> [The task] Each line holding the word "richeisen" must appear in the answer, copied from the entries.

****************************************

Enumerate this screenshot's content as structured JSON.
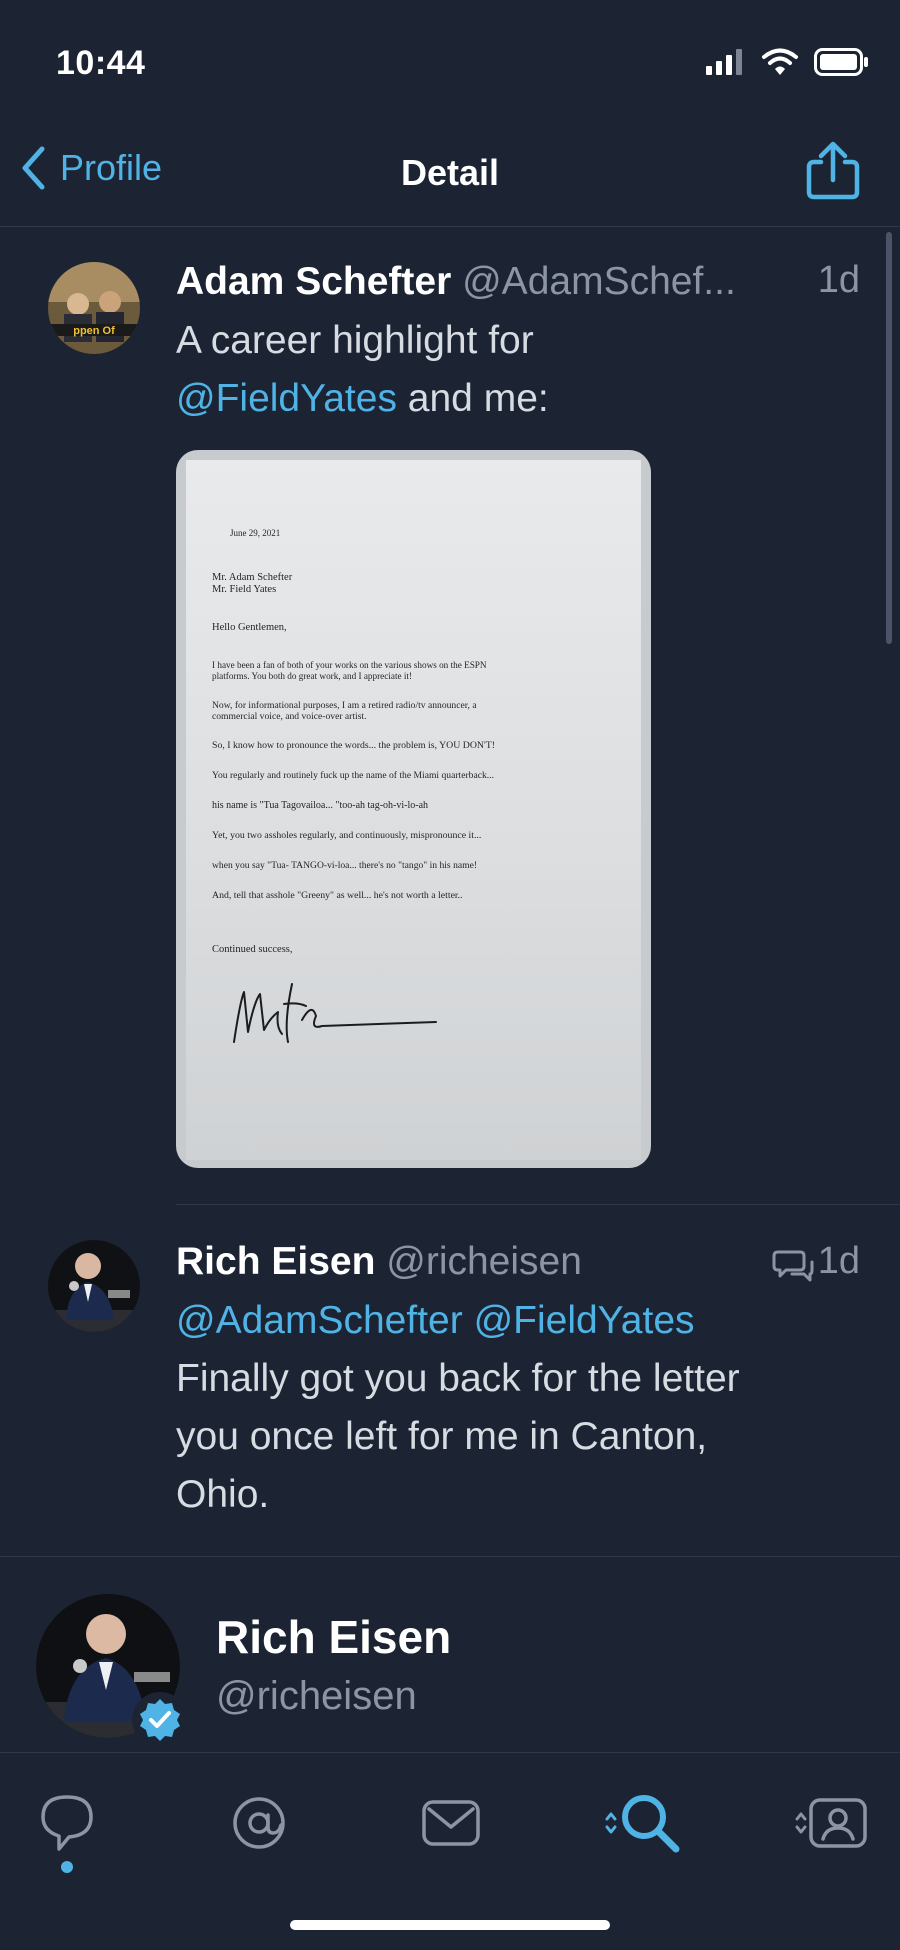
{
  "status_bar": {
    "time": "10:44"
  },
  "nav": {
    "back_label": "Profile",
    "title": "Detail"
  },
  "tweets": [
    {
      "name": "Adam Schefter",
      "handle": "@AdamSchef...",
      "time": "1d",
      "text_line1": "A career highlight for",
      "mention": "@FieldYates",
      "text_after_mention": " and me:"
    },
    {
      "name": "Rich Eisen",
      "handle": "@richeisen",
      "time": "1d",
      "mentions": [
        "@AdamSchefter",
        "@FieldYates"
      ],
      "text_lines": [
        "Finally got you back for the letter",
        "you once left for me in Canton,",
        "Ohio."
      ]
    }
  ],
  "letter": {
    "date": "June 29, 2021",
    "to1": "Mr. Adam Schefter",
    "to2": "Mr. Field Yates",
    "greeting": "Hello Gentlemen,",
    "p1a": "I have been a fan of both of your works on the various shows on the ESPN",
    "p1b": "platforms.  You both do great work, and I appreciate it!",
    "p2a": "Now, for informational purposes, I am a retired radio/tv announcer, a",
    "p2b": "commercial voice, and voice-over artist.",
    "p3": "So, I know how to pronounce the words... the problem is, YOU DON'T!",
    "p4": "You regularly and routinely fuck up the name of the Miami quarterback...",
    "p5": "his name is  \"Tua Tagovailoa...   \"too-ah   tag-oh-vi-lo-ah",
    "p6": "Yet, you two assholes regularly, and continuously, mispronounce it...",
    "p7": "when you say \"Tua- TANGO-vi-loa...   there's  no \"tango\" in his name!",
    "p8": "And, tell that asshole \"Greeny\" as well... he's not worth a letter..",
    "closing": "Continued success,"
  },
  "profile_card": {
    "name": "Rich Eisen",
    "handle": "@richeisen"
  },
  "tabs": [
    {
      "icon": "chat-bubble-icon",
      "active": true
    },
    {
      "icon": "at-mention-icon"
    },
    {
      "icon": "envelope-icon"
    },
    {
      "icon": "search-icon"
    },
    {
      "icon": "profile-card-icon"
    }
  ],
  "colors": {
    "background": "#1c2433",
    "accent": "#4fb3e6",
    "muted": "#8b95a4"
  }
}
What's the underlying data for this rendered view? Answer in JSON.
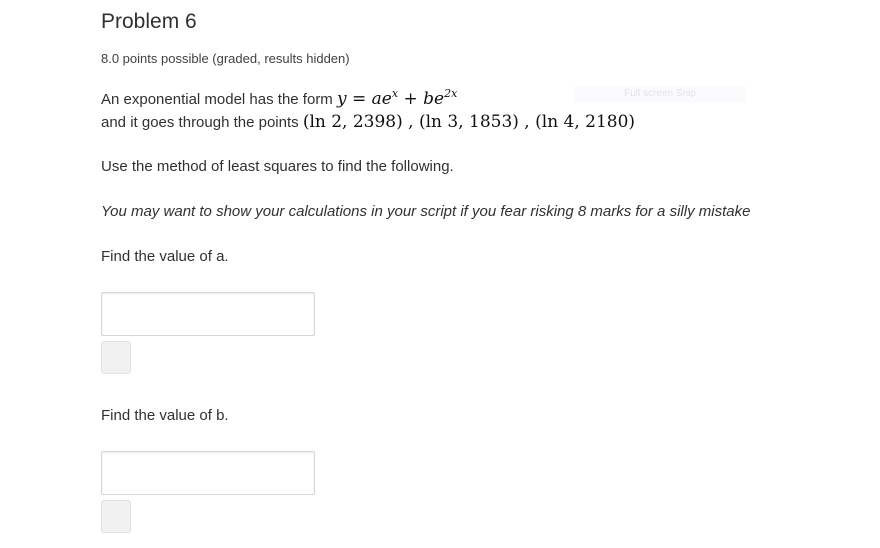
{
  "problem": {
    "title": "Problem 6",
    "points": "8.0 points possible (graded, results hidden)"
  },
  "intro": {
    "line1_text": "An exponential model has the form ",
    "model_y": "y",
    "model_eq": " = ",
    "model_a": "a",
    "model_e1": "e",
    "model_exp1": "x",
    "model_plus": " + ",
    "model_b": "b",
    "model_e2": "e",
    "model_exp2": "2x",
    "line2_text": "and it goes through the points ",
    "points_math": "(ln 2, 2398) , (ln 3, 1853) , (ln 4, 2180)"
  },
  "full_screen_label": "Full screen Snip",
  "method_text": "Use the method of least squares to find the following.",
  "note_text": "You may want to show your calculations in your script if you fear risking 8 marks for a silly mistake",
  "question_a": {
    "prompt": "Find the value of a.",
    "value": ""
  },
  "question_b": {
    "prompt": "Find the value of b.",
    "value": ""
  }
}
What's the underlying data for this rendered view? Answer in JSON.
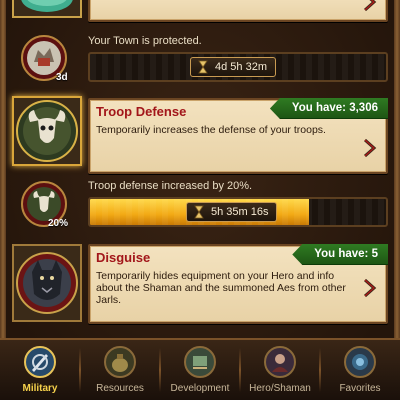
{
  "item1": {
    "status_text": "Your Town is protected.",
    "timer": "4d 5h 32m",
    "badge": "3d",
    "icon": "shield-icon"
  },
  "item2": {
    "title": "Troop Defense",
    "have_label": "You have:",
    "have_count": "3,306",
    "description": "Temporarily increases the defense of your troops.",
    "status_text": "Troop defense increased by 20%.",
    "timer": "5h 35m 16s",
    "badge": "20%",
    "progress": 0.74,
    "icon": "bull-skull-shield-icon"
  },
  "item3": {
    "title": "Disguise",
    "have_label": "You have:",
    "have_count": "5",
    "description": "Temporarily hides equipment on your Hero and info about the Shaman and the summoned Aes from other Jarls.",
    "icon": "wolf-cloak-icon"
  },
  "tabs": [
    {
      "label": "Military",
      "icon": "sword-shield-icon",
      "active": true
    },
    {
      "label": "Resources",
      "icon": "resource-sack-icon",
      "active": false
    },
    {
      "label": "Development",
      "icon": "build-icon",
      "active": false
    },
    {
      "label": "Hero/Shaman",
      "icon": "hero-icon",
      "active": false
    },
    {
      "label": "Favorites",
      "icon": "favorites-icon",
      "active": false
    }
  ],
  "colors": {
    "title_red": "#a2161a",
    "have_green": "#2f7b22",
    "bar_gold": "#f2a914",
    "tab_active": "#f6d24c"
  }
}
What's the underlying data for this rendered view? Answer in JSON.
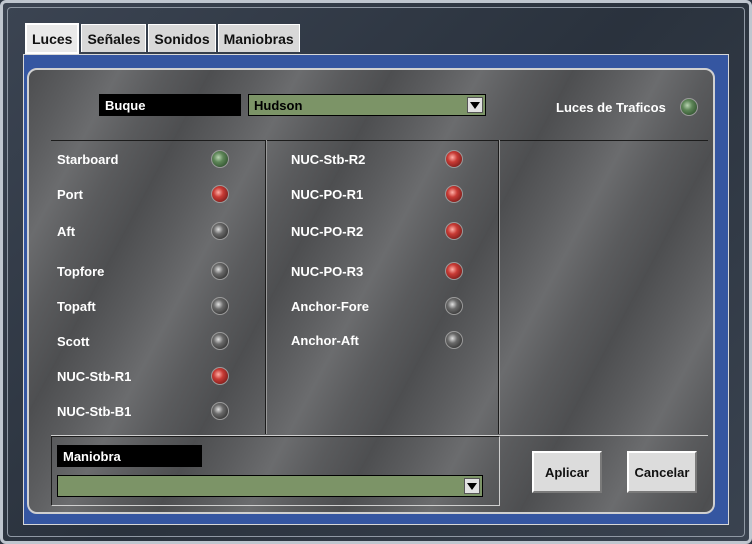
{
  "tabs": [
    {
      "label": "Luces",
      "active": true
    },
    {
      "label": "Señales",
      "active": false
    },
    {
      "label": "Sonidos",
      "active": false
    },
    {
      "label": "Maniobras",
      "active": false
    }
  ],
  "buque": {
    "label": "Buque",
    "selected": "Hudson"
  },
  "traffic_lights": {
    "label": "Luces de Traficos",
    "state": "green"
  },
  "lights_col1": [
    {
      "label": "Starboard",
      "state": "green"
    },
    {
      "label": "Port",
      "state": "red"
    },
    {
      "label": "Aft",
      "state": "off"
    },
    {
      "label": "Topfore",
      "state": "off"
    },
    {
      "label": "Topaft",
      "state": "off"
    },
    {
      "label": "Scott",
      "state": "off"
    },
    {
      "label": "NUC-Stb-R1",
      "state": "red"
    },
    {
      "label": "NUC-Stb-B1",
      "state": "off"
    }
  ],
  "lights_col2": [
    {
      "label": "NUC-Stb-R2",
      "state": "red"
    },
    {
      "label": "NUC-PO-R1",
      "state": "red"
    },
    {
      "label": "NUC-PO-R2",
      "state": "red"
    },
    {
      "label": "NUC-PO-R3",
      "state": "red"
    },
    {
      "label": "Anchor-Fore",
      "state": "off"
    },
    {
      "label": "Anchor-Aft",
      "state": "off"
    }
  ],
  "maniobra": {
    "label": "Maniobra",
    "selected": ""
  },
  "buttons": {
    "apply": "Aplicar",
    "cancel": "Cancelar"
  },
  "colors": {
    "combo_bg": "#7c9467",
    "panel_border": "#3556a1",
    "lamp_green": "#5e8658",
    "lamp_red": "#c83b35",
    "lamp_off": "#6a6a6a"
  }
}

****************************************

> [Result for this task]
      "handle": "@richeisen",
    "handle": "@richeisen"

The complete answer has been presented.